S. American leaders aim for trade pact

S. American leaders aim for trade pact

Mercosur and the Andean Pact, the two largest economic blocs in South America, have reached an agreement to negotiate a trade agreement that would eliminate tariffs between the two regions. "We've knocked down the barriers to regional trade,'' Argentina's deputy foreign minister Martin Redrado said in a statement.

Representatives of Argentina and Brazil have agreed on the basics for an agenda that will be implemented over the next six months when Brazil chairs Mercosur, the South American economic bloc. "We want something on the line of the European Economic Community model, a South American union eventually larger than the EC, but which we are determined to launch during the pro tempore chair of President [Luiz Inacio] Lula [da Silva]", said former Argentine president Eduardo Duhalde.

According to Duhalde, the project will involve the following countries: Mercosur's four permanent members of Argentina, Brazil, Paraguay and Uruguay; Mercosur associate member Chile; and the Andean Community countries -- Bolivia, Peru, Ecuador, Colombia and Venezuela.
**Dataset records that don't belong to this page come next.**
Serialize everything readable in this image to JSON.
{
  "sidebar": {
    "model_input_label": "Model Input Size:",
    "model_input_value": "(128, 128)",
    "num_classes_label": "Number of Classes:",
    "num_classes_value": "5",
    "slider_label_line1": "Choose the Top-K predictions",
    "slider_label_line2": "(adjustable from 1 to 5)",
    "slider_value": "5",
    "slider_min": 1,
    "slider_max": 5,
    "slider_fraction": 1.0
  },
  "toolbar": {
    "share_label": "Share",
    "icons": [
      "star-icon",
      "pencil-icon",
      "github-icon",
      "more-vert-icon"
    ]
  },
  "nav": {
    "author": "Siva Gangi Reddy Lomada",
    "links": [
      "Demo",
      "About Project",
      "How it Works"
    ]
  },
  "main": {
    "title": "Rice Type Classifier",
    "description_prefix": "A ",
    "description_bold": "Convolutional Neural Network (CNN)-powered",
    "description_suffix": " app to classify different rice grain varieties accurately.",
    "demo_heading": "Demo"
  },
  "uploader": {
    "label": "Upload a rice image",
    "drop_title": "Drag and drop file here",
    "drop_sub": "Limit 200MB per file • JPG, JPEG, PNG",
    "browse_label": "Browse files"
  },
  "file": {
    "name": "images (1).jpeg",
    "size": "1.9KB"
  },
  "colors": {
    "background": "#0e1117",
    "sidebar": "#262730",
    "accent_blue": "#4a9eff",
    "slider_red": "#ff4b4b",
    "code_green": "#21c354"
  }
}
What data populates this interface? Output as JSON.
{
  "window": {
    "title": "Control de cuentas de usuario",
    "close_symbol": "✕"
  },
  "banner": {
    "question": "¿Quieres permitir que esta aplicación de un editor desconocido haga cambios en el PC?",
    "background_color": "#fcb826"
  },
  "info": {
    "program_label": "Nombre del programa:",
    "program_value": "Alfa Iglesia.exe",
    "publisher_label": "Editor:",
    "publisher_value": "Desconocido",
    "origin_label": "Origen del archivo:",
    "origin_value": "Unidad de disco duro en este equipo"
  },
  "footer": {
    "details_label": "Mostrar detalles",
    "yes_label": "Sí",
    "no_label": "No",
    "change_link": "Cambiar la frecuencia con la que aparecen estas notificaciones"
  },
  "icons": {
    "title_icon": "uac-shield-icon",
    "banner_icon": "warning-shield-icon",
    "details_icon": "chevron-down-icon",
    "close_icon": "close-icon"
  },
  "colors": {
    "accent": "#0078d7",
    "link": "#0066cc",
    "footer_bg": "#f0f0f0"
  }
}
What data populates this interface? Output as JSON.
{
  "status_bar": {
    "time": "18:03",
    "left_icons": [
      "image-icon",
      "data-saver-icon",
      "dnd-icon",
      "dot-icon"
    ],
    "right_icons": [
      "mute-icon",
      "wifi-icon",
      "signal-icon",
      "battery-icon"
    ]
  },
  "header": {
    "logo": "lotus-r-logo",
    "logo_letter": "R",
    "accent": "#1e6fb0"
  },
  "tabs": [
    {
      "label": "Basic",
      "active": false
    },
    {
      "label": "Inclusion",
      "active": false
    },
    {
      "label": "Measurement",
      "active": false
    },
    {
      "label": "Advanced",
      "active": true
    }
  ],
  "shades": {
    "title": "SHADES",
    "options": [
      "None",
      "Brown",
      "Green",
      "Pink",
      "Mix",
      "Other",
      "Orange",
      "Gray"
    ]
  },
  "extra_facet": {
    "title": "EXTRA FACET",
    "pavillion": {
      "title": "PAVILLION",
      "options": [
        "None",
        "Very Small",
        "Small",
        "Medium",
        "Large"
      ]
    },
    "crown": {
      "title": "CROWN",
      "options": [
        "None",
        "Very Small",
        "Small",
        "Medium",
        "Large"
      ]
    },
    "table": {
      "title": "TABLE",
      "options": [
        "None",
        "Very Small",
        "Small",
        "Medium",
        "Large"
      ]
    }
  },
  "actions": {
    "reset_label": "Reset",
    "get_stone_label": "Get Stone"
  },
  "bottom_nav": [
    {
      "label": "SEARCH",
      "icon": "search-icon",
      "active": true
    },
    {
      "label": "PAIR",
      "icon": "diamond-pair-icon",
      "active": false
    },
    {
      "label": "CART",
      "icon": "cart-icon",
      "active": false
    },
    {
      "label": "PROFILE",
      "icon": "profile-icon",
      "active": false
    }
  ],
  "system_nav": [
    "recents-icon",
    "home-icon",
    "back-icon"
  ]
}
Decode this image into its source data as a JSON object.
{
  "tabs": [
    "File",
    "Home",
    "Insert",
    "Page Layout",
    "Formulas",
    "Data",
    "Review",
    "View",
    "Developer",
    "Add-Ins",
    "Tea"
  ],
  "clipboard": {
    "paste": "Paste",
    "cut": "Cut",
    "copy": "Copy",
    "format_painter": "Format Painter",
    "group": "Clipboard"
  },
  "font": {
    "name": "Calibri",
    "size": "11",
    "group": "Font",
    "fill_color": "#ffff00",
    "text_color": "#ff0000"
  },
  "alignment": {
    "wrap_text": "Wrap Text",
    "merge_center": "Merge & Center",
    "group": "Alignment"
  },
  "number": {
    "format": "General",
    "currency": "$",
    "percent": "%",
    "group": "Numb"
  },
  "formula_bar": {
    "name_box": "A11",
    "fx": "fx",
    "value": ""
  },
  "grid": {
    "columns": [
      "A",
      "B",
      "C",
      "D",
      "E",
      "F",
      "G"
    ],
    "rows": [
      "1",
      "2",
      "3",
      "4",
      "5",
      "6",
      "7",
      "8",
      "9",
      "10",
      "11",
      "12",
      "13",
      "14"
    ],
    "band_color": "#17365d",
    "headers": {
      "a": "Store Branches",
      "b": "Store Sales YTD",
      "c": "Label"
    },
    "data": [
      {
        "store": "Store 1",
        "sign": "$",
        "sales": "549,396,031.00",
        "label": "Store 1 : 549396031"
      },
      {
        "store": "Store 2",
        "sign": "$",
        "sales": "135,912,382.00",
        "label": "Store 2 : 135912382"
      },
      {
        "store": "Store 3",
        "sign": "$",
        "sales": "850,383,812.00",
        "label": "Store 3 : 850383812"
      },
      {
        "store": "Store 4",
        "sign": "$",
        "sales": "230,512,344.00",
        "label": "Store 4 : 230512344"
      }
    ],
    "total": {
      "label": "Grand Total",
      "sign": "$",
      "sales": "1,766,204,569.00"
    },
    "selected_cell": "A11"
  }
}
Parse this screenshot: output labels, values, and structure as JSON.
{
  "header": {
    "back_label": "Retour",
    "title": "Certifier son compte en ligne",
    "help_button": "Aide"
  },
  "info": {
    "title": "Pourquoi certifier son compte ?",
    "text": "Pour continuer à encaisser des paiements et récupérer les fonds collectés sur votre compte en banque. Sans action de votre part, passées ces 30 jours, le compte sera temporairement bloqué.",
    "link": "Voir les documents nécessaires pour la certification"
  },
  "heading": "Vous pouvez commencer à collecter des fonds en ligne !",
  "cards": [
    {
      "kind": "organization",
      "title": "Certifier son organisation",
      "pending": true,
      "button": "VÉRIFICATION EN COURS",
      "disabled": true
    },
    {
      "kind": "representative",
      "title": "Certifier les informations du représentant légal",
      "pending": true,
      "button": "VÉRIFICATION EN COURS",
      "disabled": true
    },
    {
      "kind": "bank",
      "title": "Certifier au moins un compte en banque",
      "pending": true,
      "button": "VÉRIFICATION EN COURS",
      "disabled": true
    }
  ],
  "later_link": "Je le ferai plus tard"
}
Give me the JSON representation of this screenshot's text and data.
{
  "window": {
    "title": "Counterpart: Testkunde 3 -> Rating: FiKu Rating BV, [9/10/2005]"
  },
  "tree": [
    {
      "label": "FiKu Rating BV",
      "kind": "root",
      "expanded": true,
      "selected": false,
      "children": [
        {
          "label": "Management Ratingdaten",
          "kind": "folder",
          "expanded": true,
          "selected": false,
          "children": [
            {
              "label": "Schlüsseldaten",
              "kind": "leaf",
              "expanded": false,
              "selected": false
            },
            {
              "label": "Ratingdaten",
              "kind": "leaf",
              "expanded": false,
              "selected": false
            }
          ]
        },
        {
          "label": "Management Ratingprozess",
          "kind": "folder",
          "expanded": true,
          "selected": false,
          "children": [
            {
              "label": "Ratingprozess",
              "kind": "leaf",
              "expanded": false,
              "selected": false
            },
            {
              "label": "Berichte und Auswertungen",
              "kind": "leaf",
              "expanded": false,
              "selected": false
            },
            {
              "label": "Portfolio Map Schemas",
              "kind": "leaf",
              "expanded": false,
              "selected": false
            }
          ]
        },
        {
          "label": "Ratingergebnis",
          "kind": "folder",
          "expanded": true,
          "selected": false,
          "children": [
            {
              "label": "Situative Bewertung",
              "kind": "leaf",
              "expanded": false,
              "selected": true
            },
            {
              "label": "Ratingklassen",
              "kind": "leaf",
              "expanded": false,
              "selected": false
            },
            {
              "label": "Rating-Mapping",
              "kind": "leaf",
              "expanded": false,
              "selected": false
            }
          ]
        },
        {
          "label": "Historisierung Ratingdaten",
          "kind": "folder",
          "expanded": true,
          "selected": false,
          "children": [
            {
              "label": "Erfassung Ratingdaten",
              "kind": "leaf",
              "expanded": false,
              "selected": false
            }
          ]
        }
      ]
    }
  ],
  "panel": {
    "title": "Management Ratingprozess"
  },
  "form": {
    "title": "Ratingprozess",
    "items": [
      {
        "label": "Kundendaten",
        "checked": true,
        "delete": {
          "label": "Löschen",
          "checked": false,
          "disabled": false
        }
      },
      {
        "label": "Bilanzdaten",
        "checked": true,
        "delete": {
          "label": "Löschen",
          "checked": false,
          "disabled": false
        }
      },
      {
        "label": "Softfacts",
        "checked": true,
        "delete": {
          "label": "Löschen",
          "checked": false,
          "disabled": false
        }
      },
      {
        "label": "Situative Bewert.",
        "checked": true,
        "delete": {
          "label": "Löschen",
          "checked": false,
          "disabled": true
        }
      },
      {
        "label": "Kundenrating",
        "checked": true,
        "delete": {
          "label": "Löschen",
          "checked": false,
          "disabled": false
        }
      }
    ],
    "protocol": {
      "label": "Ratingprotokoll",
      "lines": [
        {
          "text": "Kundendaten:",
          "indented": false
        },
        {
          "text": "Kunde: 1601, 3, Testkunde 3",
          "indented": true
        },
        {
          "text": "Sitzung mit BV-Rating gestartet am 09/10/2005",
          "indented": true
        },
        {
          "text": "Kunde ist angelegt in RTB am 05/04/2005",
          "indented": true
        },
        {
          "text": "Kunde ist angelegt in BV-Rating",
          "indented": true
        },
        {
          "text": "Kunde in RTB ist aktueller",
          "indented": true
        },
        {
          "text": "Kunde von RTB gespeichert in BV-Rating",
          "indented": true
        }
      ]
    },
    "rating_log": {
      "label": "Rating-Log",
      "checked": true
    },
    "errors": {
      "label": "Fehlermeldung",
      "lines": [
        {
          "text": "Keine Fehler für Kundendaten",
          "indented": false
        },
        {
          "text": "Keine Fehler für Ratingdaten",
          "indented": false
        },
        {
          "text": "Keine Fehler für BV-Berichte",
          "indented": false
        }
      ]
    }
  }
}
Preliminary negotiations between the two groups have been going on since 2001.

Brazilian and Argentine leaders said Mercosur expects to implement a "golden clause" to facilitate faster integration for those countries willing to advance, without hindering the rest. It will also establish a Structural Fund with $100 million to provide support for the weakest Mercosur economies. A 0.1 percent levy on all Mercosur internal and external transactions would help finance the fund.

"It's similar to what Germany and France did to support weaker members such as Spain, Greece and Portugal. In this case, Uruguay and Paraguay would be the immediate beneficiaries," said Duhalde.

-- Alan Field